=== Requirement ===
Write the records out again exactly, but without pictures.

Items from an interface collection
^^^^^^^^^^^^^^^^

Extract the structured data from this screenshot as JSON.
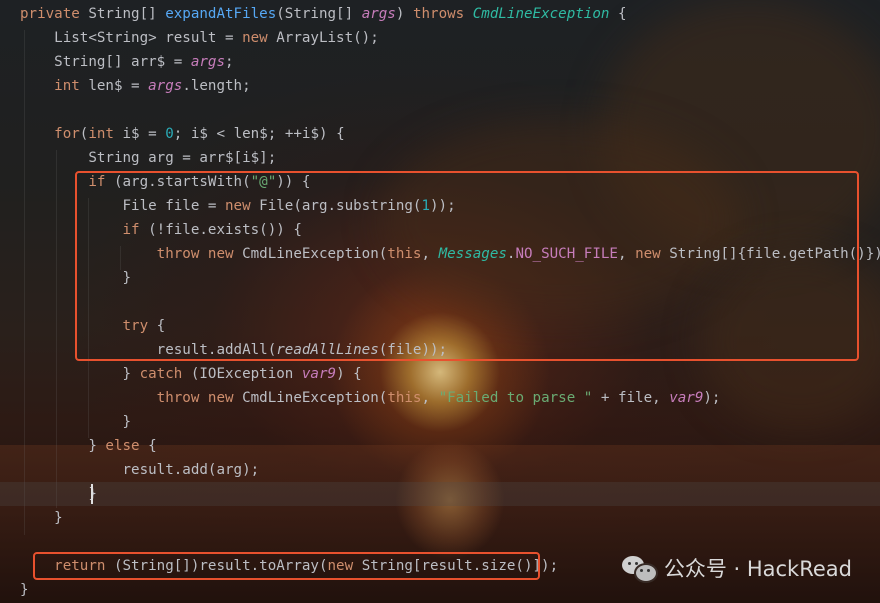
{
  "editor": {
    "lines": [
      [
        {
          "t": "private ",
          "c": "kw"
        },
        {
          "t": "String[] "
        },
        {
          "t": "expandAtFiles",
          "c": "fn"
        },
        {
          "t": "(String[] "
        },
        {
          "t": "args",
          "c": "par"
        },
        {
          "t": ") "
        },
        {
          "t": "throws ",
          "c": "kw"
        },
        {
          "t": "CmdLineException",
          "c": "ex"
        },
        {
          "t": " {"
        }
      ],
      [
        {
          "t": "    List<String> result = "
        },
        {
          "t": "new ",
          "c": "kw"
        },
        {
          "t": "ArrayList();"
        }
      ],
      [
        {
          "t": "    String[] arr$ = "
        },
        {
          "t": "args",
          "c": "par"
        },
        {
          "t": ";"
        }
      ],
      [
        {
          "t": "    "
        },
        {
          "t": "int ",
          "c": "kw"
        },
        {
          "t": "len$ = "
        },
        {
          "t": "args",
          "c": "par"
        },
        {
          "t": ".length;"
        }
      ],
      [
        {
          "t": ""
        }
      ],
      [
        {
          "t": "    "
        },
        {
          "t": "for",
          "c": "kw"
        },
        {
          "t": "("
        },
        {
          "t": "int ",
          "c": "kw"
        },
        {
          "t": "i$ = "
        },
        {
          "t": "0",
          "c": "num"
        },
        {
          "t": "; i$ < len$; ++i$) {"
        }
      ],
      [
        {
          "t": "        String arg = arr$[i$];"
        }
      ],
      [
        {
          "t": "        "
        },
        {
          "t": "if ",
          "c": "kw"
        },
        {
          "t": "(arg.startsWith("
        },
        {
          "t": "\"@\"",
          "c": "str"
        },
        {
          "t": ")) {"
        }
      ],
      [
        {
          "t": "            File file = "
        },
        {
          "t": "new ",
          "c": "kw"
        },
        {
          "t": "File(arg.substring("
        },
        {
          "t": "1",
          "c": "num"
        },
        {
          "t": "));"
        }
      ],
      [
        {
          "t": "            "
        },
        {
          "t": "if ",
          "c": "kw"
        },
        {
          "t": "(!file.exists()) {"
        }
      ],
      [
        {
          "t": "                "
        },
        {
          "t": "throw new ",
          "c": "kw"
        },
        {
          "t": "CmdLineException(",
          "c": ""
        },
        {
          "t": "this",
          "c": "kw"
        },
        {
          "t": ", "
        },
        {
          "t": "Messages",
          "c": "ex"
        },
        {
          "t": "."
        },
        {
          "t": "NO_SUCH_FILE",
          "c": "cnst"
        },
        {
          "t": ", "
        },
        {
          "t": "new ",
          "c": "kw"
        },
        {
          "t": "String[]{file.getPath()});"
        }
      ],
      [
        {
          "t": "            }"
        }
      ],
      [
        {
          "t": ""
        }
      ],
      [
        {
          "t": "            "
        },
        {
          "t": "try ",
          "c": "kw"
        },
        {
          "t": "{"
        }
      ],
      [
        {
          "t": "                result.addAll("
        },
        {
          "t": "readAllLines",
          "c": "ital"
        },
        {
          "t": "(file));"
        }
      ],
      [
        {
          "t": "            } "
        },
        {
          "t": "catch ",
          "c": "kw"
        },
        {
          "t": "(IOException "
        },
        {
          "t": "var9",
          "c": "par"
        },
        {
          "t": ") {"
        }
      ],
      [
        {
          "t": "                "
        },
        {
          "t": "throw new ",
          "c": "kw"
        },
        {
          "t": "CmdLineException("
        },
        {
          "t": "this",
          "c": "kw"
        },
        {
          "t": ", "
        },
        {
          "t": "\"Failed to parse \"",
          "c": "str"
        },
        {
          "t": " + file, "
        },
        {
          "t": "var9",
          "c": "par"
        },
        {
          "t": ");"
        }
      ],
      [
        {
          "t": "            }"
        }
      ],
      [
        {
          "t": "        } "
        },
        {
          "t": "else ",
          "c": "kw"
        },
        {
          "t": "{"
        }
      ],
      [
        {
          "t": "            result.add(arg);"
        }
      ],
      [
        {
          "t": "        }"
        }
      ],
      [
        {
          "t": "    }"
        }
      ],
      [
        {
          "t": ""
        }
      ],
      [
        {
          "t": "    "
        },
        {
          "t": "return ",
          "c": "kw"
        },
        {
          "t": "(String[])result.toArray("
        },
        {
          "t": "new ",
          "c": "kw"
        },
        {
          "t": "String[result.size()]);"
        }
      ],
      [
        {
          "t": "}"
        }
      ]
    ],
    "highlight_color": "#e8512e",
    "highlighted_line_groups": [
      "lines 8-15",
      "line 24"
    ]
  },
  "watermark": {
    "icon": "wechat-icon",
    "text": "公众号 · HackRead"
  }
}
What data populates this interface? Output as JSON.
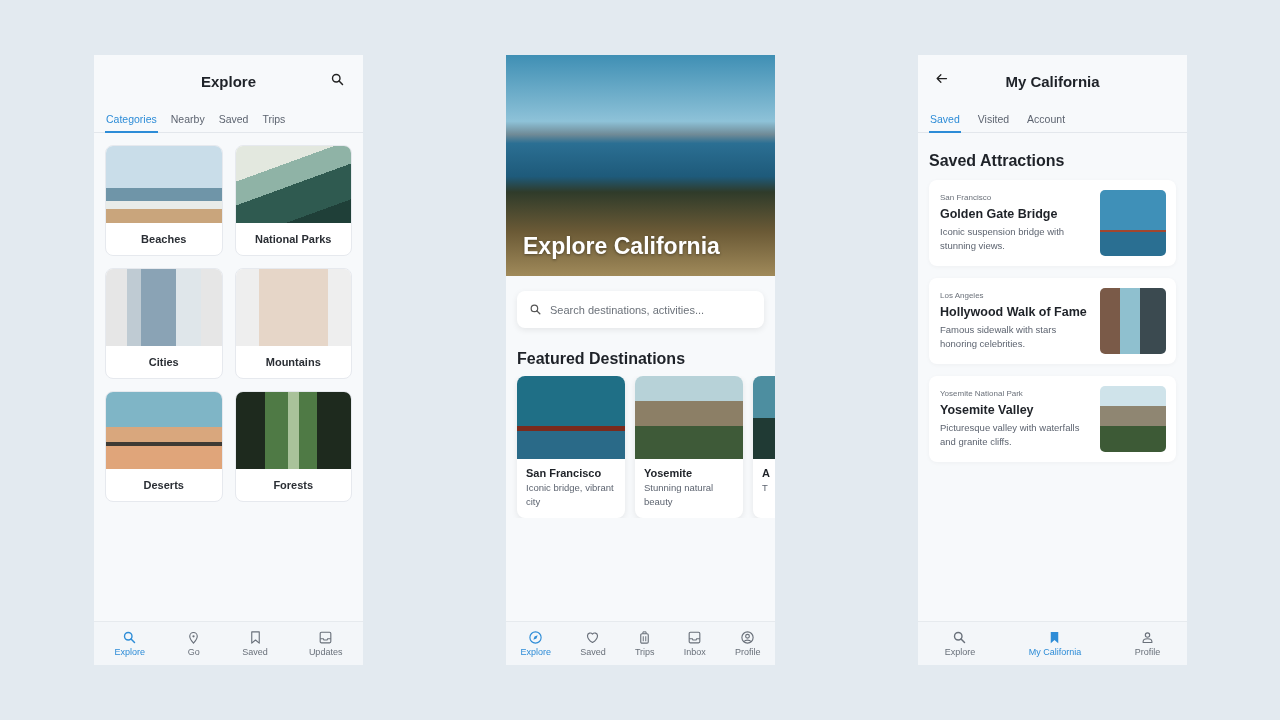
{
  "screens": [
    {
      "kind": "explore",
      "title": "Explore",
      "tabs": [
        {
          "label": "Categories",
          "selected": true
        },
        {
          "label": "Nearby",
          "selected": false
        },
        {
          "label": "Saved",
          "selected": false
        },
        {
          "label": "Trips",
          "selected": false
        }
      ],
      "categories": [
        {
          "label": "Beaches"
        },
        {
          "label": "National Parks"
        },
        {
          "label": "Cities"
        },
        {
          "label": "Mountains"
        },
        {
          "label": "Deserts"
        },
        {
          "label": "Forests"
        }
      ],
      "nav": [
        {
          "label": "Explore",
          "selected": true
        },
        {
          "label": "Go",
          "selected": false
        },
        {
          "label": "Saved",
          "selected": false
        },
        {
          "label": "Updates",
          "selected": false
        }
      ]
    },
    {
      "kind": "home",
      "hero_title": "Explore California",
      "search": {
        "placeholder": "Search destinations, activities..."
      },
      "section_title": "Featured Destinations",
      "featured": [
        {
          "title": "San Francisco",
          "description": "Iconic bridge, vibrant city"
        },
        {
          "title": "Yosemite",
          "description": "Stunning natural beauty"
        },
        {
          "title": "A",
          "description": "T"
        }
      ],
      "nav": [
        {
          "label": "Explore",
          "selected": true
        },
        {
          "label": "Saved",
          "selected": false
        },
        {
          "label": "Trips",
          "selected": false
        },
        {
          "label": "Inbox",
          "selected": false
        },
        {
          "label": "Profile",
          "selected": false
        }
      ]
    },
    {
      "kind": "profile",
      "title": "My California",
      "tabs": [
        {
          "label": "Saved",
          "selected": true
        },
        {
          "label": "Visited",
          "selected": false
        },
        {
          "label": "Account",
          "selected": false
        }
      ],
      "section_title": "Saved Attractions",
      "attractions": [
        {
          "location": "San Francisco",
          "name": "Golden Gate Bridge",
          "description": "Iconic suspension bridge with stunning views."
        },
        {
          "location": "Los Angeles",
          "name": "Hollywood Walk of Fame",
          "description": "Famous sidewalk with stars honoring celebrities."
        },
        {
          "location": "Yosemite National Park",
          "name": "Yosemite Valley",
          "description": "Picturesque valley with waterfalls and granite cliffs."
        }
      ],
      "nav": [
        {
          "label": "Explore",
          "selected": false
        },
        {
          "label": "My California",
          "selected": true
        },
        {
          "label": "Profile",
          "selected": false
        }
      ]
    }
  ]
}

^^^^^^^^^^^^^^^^

=== Output of the exercise ===
Extract the structured data from this screenshot as JSON.
{
  "editor": {
    "lines": [
      [
        {
          "t": "private ",
          "c": "kw"
        },
        {
          "t": "String[] "
        },
        {
          "t": "expandAtFiles",
          "c": "fn"
        },
        {
          "t": "(String[] "
        },
        {
          "t": "args",
          "c": "par"
        },
        {
          "t": ") "
        },
        {
          "t": "throws ",
          "c": "kw"
        },
        {
          "t": "CmdLineException",
          "c": "ex"
        },
        {
          "t": " {"
        }
      ],
      [
        {
          "t": "    List<String> result = "
        },
        {
          "t": "new ",
          "c": "kw"
        },
        {
          "t": "ArrayList();"
        }
      ],
      [
        {
          "t": "    String[] arr$ = "
        },
        {
          "t": "args",
          "c": "par"
        },
        {
          "t": ";"
        }
      ],
      [
        {
          "t": "    "
        },
        {
          "t": "int ",
          "c": "kw"
        },
        {
          "t": "len$ = "
        },
        {
          "t": "args",
          "c": "par"
        },
        {
          "t": ".length;"
        }
      ],
      [
        {
          "t": ""
        }
      ],
      [
        {
          "t": "    "
        },
        {
          "t": "for",
          "c": "kw"
        },
        {
          "t": "("
        },
        {
          "t": "int ",
          "c": "kw"
        },
        {
          "t": "i$ = "
        },
        {
          "t": "0",
          "c": "num"
        },
        {
          "t": "; i$ < len$; ++i$) {"
        }
      ],
      [
        {
          "t": "        String arg = arr$[i$];"
        }
      ],
      [
        {
          "t": "        "
        },
        {
          "t": "if ",
          "c": "kw"
        },
        {
          "t": "(arg.startsWith("
        },
        {
          "t": "\"@\"",
          "c": "str"
        },
        {
          "t": ")) {"
        }
      ],
      [
        {
          "t": "            File file = "
        },
        {
          "t": "new ",
          "c": "kw"
        },
        {
          "t": "File(arg.substring("
        },
        {
          "t": "1",
          "c": "num"
        },
        {
          "t": "));"
        }
      ],
      [
        {
          "t": "            "
        },
        {
          "t": "if ",
          "c": "kw"
        },
        {
          "t": "(!file.exists()) {"
        }
      ],
      [
        {
          "t": "                "
        },
        {
          "t": "throw new ",
          "c": "kw"
        },
        {
          "t": "CmdLineException(",
          "c": ""
        },
        {
          "t": "this",
          "c": "kw"
        },
        {
          "t": ", "
        },
        {
          "t": "Messages",
          "c": "ex"
        },
        {
          "t": "."
        },
        {
          "t": "NO_SUCH_FILE",
          "c": "cnst"
        },
        {
          "t": ", "
        },
        {
          "t": "new ",
          "c": "kw"
        },
        {
          "t": "String[]{file.getPath()});"
        }
      ],
      [
        {
          "t": "            }"
        }
      ],
      [
        {
          "t": ""
        }
      ],
      [
        {
          "t": "            "
        },
        {
          "t": "try ",
          "c": "kw"
        },
        {
          "t": "{"
        }
      ],
      [
        {
          "t": "                result.addAll("
        },
        {
          "t": "readAllLines",
          "c": "ital"
        },
        {
          "t": "(file));"
        }
      ],
      [
        {
          "t": "            } "
        },
        {
          "t": "catch ",
          "c": "kw"
        },
        {
          "t": "(IOException "
        },
        {
          "t": "var9",
          "c": "par"
        },
        {
          "t": ") {"
        }
      ],
      [
        {
          "t": "                "
        },
        {
          "t": "throw new ",
          "c": "kw"
        },
        {
          "t": "CmdLineException("
        },
        {
          "t": "this",
          "c": "kw"
        },
        {
          "t": ", "
        },
        {
          "t": "\"Failed to parse \"",
          "c": "str"
        },
        {
          "t": " + file, "
        },
        {
          "t": "var9",
          "c": "par"
        },
        {
          "t": ");"
        }
      ],
      [
        {
          "t": "            }"
        }
      ],
      [
        {
          "t": "        } "
        },
        {
          "t": "else ",
          "c": "kw"
        },
        {
          "t": "{"
        }
      ],
      [
        {
          "t": "            result.add(arg);"
        }
      ],
      [
        {
          "t": "        }"
        }
      ],
      [
        {
          "t": "    }"
        }
      ],
      [
        {
          "t": ""
        }
      ],
      [
        {
          "t": "    "
        },
        {
          "t": "return ",
          "c": "kw"
        },
        {
          "t": "(String[])result.toArray("
        },
        {
          "t": "new ",
          "c": "kw"
        },
        {
          "t": "String[result.size()]);"
        }
      ],
      [
        {
          "t": "}"
        }
      ]
    ],
    "highlight_color": "#e8512e",
    "highlighted_line_groups": [
      "lines 8-15",
      "line 24"
    ]
  },
  "watermark": {
    "icon": "wechat-icon",
    "text": "公众号 · HackRead"
  }
}
What data populates this interface? Output as JSON.
{
  "screens": [
    {
      "kind": "explore",
      "title": "Explore",
      "tabs": [
        {
          "label": "Categories",
          "selected": true
        },
        {
          "label": "Nearby",
          "selected": false
        },
        {
          "label": "Saved",
          "selected": false
        },
        {
          "label": "Trips",
          "selected": false
        }
      ],
      "categories": [
        {
          "label": "Beaches"
        },
        {
          "label": "National Parks"
        },
        {
          "label": "Cities"
        },
        {
          "label": "Mountains"
        },
        {
          "label": "Deserts"
        },
        {
          "label": "Forests"
        }
      ],
      "nav": [
        {
          "label": "Explore",
          "selected": true
        },
        {
          "label": "Go",
          "selected": false
        },
        {
          "label": "Saved",
          "selected": false
        },
        {
          "label": "Updates",
          "selected": false
        }
      ]
    },
    {
      "kind": "home",
      "hero_title": "Explore California",
      "search": {
        "placeholder": "Search destinations, activities..."
      },
      "section_title": "Featured Destinations",
      "featured": [
        {
          "title": "San Francisco",
          "description": "Iconic bridge, vibrant city"
        },
        {
          "title": "Yosemite",
          "description": "Stunning natural beauty"
        },
        {
          "title": "A",
          "description": "T"
        }
      ],
      "nav": [
        {
          "label": "Explore",
          "selected": true
        },
        {
          "label": "Saved",
          "selected": false
        },
        {
          "label": "Trips",
          "selected": false
        },
        {
          "label": "Inbox",
          "selected": false
        },
        {
          "label": "Profile",
          "selected": false
        }
      ]
    },
    {
      "kind": "profile",
      "title": "My California",
      "tabs": [
        {
          "label": "Saved",
          "selected": true
        },
        {
          "label": "Visited",
          "selected": false
        },
        {
          "label": "Account",
          "selected": false
        }
      ],
      "section_title": "Saved Attractions",
      "attractions": [
        {
          "location": "San Francisco",
          "name": "Golden Gate Bridge",
          "description": "Iconic suspension bridge with stunning views."
        },
        {
          "location": "Los Angeles",
          "name": "Hollywood Walk of Fame",
          "description": "Famous sidewalk with stars honoring celebrities."
        },
        {
          "location": "Yosemite National Park",
          "name": "Yosemite Valley",
          "description": "Picturesque valley with waterfalls and granite cliffs."
        }
      ],
      "nav": [
        {
          "label": "Explore",
          "selected": false
        },
        {
          "label": "My California",
          "selected": true
        },
        {
          "label": "Profile",
          "selected": false
        }
      ]
    }
  ]
}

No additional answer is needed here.